If a line of the records holds the word "value", copy it out.

____________________

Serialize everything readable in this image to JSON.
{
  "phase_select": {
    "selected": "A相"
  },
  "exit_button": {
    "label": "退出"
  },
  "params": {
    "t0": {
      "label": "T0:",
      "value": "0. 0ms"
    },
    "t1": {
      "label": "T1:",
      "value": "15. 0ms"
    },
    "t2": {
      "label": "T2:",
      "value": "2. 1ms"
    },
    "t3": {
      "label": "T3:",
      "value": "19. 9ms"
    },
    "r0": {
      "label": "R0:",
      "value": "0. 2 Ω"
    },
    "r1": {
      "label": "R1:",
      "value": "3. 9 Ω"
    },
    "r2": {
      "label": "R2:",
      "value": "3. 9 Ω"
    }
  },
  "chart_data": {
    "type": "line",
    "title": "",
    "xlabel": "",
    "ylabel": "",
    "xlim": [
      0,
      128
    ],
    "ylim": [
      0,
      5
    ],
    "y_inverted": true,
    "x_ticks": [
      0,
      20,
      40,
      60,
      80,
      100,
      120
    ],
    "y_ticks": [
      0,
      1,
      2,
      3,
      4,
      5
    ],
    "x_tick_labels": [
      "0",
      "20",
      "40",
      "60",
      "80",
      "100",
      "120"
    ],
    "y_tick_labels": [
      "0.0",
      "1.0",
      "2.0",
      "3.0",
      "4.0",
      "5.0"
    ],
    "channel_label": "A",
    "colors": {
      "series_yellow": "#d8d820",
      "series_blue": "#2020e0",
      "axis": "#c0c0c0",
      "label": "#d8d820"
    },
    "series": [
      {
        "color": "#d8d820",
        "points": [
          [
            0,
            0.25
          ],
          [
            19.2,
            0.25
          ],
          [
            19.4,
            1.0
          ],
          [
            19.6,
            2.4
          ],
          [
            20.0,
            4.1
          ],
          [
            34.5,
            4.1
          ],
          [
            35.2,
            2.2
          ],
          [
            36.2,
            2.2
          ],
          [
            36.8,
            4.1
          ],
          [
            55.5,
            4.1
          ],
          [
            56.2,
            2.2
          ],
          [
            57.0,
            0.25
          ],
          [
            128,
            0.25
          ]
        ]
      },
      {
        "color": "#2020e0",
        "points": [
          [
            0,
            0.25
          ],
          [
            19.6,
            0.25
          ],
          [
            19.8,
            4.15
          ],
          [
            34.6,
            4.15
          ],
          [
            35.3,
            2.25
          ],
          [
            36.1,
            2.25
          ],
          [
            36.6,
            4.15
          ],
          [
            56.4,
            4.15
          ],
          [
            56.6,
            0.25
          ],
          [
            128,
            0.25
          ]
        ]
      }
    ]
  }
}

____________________

## Response area
      "value": "0. 0ms"
      "value": "15. 0ms"
      "value": "2. 1ms"
      "value": "19. 9ms"
      "value": "0. 2 Ω"
      "value": "3. 9 Ω"
      "value": "3. 9 Ω"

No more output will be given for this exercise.